signed Ikkaisai Yoshitoshi hitsu, with Yoshitoshi's address seal (14 Minami Kinroku-cho) on left sheet, and publisher's seal with address on right sheet, shuppanjin Okura Magobei (Yorozuya Magobei of Kineido), with combined censor and date seal Tatsu-go, aratame (year of the dragon , 5th lunar month, examined), re-dated in the descriptive cartouche to Meiji junen nigatsu nijuichika (Meiji 10 , February 21)
oban tate-e triptych 14 5/8 by 29 1/2 in., 37.3 by 74.8 cm
This composition provides insight into the complexities of publishing war prints in the shifting political landscape in the early Meiji Period. The design was originally published in the 5th lunar month of 1868 under the title The Battle of Yuki from the Chronicles of Oda Nobunaga (Shincho-ki: Yuki gassen). The title itself is an anachronism: the Shincho-ki (or Nobunaga-ki) depicts the life story Oda Nobunaga (1534-1582) from 1568. But the Battle of Yuki pertains to a battle between the Muromachi bakufu and the Yuki clan which took place in 1440. However visually, there are several clues indicating that while the subject in the title was a medieval amalgam, the battle depicted was a view of current events, specifically from the Boshin War (1868-1869). While the soldiers to the left wear traditional armor that could date to a much earlier era, the soldiers on the right wear jingasa (war helmets) common in the 19th century and are being led by a figure wearing the wild red wig-type headgear known as shaguma (lit. 'red bear') which were worn by officers of the Tosa domain fighting on behalf of Emperor Meiji (1852-1912). In the foreground a fallen solder has dropped a brass bugle. As in an 1866 six-panel print which references a 16th-century battle to discreetly illustrate the Choshu Excursion of 1866, Yoshitoshi and the publisher of the 1868 version of this design likely utilized the imagery of Japan's medieval wars of unification to disguise a depiction of the Boshin conflict.

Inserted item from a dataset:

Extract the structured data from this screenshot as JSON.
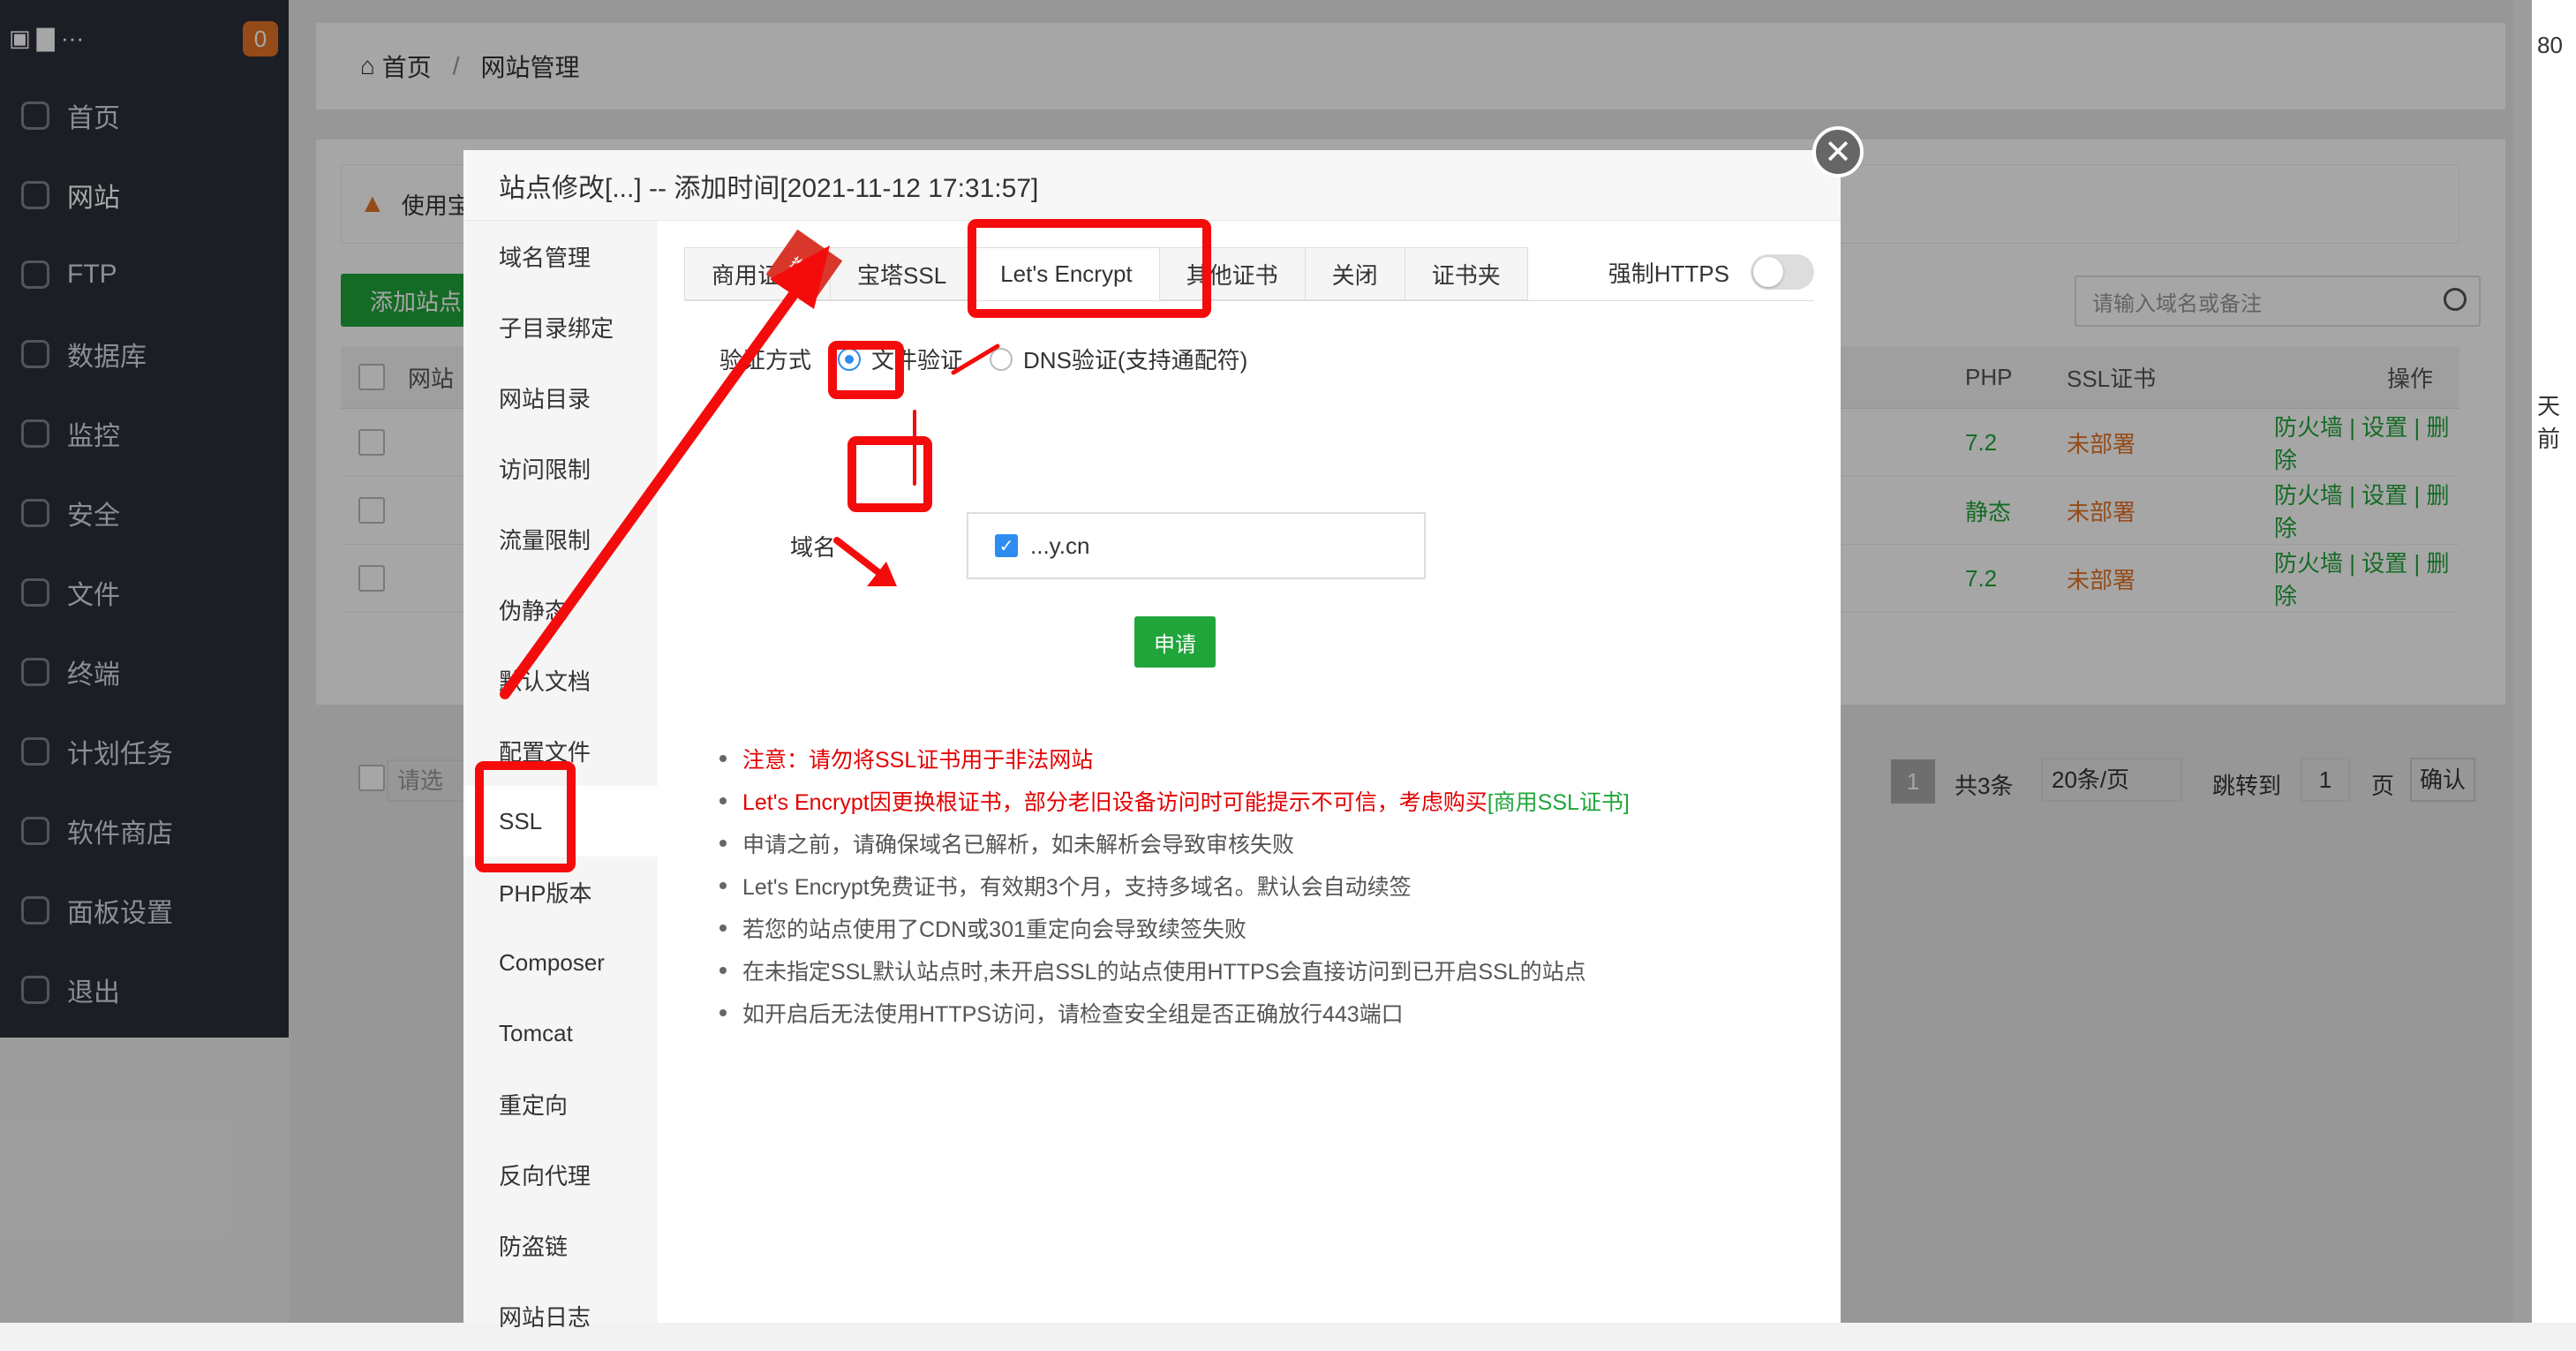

While the 1868 print lacks a publisher seal, the design was adapted by the publisher Yorozuya Magobei (active 1865-1919) to reflect another modern conflict. This version has a new title, Picture of the War of Kagoshima (Kagoshima senso no zu), a new lengthy descriptive panel dated 1877, and new cartouches identifying specific figures from the Satsuma Rebellion. The figures on the right and center are the rebel officers Saigo Kohei (1847-1877) and Shinohira Kunimoto (1837-1877) fighting against Imperial forces from nearby Kumamoto (identified as Kumamoto chindai, roughly translating to 'Kumamoto military garrison'). Both died in the rebellion, and are depicted on the sugoroku game board and a Satsuma Rebellion triptych.

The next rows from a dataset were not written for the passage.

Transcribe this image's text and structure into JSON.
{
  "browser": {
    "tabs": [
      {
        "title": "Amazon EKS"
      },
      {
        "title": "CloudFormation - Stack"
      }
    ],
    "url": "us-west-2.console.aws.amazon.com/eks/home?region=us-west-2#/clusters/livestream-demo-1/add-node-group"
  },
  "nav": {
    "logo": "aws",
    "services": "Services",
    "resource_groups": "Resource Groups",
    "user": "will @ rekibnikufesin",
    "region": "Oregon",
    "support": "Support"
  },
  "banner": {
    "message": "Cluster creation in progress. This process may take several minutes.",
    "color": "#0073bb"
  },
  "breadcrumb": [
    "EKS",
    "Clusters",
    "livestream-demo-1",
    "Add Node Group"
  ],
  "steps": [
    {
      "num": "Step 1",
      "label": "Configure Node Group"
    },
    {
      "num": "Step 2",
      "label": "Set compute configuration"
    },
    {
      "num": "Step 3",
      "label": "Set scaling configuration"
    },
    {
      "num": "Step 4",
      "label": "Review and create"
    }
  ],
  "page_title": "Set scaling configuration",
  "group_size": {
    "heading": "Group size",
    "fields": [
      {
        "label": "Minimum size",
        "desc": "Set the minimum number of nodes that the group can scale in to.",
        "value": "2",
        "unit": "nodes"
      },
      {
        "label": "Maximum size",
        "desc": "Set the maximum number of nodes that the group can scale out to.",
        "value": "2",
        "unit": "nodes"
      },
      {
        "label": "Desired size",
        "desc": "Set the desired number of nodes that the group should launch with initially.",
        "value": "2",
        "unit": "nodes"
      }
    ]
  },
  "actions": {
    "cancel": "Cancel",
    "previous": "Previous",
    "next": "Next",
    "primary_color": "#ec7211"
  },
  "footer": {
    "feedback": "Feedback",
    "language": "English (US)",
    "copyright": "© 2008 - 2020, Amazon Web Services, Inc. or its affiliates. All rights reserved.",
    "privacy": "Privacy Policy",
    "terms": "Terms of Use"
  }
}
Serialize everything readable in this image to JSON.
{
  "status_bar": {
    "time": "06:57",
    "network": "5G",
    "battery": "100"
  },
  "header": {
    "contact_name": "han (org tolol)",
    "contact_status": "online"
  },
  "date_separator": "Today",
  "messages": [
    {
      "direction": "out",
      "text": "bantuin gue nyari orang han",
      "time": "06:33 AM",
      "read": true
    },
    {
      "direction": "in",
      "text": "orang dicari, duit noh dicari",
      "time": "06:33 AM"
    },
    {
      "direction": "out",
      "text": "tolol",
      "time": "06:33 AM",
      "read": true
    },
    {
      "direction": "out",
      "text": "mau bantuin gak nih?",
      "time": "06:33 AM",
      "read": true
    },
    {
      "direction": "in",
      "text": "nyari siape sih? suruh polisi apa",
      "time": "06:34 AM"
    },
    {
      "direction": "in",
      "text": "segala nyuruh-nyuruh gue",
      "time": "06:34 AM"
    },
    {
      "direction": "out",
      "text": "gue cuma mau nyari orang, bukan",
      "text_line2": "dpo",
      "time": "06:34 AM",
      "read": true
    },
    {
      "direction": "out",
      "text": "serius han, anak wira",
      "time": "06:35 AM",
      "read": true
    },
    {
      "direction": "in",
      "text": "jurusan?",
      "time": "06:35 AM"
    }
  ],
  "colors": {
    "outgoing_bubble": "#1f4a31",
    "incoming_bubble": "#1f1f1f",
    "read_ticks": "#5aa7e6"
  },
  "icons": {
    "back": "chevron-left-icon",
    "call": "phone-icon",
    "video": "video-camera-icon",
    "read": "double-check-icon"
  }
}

Keyes 1983, p. 380, no. 219 (1868 version); p. 426, no. 380 (1877 version)
Jaundrill 2016, p. 183